Start of Block
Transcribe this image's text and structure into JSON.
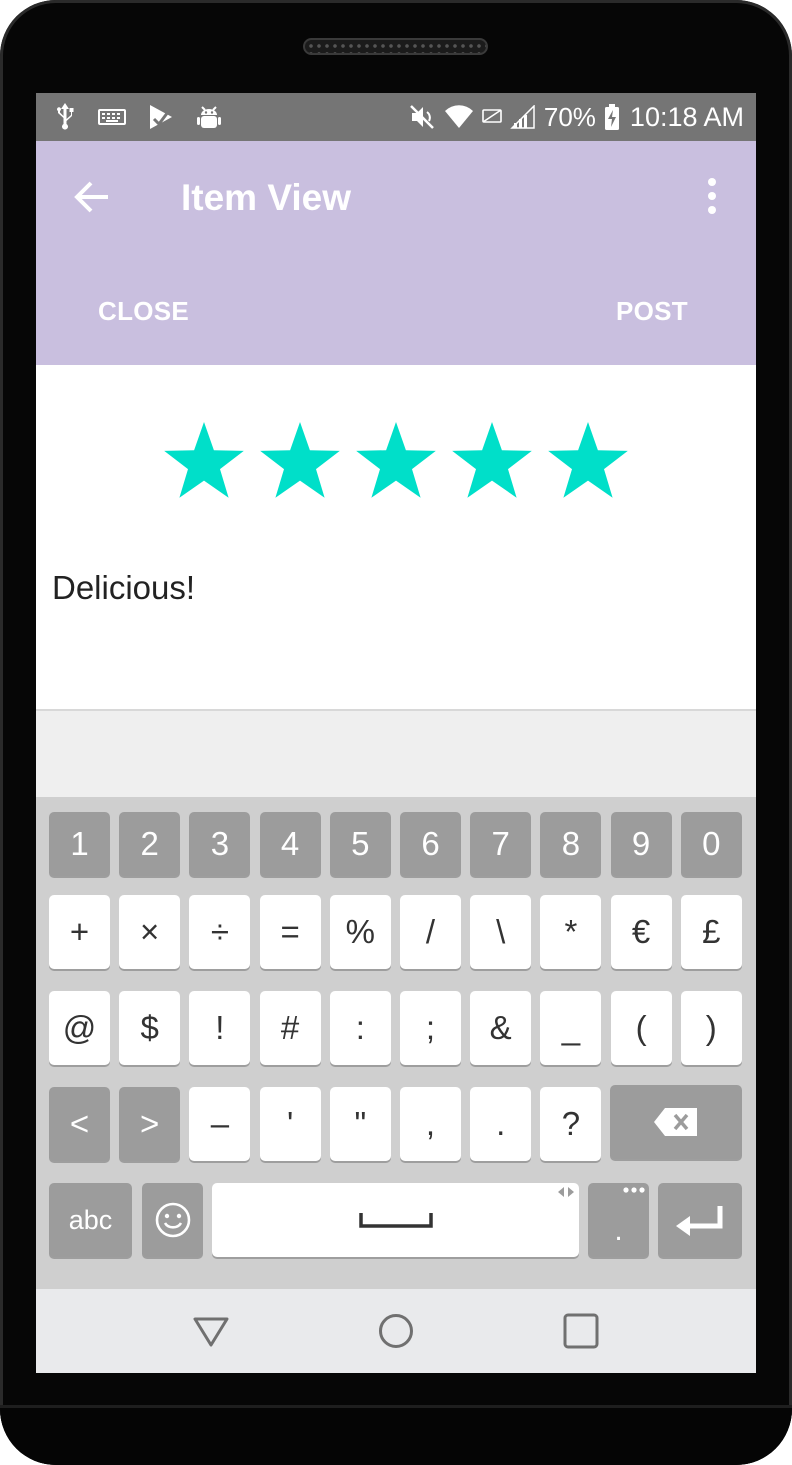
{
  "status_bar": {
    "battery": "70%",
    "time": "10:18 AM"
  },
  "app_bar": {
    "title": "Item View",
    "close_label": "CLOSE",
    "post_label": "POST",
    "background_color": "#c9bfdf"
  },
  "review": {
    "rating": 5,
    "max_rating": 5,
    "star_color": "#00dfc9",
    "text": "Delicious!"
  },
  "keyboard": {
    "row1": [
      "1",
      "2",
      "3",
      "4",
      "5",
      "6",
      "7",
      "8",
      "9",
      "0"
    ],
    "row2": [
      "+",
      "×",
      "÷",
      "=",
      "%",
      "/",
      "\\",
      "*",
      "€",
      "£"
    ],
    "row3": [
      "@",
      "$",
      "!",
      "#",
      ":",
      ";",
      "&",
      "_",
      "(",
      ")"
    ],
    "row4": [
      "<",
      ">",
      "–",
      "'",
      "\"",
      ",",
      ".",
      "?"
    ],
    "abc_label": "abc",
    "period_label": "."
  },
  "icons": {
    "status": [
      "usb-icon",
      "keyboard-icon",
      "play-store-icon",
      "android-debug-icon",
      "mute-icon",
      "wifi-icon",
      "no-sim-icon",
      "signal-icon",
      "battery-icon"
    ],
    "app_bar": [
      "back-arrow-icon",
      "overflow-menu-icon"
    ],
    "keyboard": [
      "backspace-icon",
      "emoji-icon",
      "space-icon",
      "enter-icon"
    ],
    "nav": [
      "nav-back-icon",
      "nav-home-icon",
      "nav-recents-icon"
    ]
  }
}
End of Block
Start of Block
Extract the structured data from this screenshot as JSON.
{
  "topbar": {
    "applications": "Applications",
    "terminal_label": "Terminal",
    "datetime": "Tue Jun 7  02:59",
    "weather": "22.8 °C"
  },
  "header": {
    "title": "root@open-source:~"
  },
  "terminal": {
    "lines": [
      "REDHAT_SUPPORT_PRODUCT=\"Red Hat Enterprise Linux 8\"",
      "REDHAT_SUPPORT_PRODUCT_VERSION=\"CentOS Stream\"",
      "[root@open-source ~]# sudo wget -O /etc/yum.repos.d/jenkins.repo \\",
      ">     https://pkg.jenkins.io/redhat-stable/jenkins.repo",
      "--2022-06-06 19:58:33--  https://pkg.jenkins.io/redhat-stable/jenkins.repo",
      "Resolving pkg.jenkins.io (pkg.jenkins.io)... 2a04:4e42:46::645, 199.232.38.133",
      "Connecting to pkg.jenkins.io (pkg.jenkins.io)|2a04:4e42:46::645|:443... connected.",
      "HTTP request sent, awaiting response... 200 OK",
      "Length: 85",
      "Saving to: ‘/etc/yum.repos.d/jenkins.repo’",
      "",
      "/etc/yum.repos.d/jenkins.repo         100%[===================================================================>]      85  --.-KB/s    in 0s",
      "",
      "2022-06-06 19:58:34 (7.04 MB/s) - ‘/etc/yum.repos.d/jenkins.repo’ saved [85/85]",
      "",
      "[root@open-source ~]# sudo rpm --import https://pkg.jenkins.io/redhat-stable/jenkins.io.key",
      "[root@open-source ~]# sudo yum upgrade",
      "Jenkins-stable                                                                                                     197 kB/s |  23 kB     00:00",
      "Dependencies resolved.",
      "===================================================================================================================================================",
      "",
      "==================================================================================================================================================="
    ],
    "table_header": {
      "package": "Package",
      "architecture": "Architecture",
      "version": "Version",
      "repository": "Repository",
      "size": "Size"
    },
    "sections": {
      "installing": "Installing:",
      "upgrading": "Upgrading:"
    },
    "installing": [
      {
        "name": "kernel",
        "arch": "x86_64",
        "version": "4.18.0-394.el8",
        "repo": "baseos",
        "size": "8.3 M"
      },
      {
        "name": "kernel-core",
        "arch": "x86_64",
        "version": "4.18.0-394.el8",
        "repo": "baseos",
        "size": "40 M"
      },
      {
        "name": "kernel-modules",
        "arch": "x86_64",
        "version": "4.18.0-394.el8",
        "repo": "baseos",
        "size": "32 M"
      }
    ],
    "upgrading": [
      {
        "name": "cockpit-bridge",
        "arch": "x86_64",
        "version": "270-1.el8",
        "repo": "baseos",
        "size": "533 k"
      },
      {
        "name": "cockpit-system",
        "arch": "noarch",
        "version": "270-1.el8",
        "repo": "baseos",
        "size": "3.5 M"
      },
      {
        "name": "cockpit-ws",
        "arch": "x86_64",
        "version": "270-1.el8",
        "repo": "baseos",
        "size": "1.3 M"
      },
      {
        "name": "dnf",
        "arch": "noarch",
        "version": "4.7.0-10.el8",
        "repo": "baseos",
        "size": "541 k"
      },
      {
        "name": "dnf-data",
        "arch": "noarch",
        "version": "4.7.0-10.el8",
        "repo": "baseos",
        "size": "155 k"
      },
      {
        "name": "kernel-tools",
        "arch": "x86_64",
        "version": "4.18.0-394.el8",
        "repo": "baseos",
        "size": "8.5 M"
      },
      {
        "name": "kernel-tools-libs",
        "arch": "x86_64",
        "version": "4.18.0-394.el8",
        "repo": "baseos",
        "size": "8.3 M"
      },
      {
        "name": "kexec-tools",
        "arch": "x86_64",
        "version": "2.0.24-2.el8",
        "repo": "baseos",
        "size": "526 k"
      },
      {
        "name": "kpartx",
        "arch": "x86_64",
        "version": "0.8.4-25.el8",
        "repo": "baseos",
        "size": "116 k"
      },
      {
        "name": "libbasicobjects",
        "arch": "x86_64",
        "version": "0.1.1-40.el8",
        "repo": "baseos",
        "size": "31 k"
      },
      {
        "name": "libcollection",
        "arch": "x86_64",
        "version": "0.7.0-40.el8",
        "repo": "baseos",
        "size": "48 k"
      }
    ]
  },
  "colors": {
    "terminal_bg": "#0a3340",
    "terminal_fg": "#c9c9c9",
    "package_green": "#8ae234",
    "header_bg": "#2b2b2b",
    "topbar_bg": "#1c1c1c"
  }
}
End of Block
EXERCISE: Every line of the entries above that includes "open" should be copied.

REPLY TO THE TASK:
    "title": "root@open-source:~"
      "[root@open-source ~]# sudo wget -O /etc/yum.repos.d/jenkins.repo \\",
      "[root@open-source ~]# sudo rpm --import https://pkg.jenkins.io/redhat-stable/jenkins.io.key",
      "[root@open-source ~]# sudo yum upgrade",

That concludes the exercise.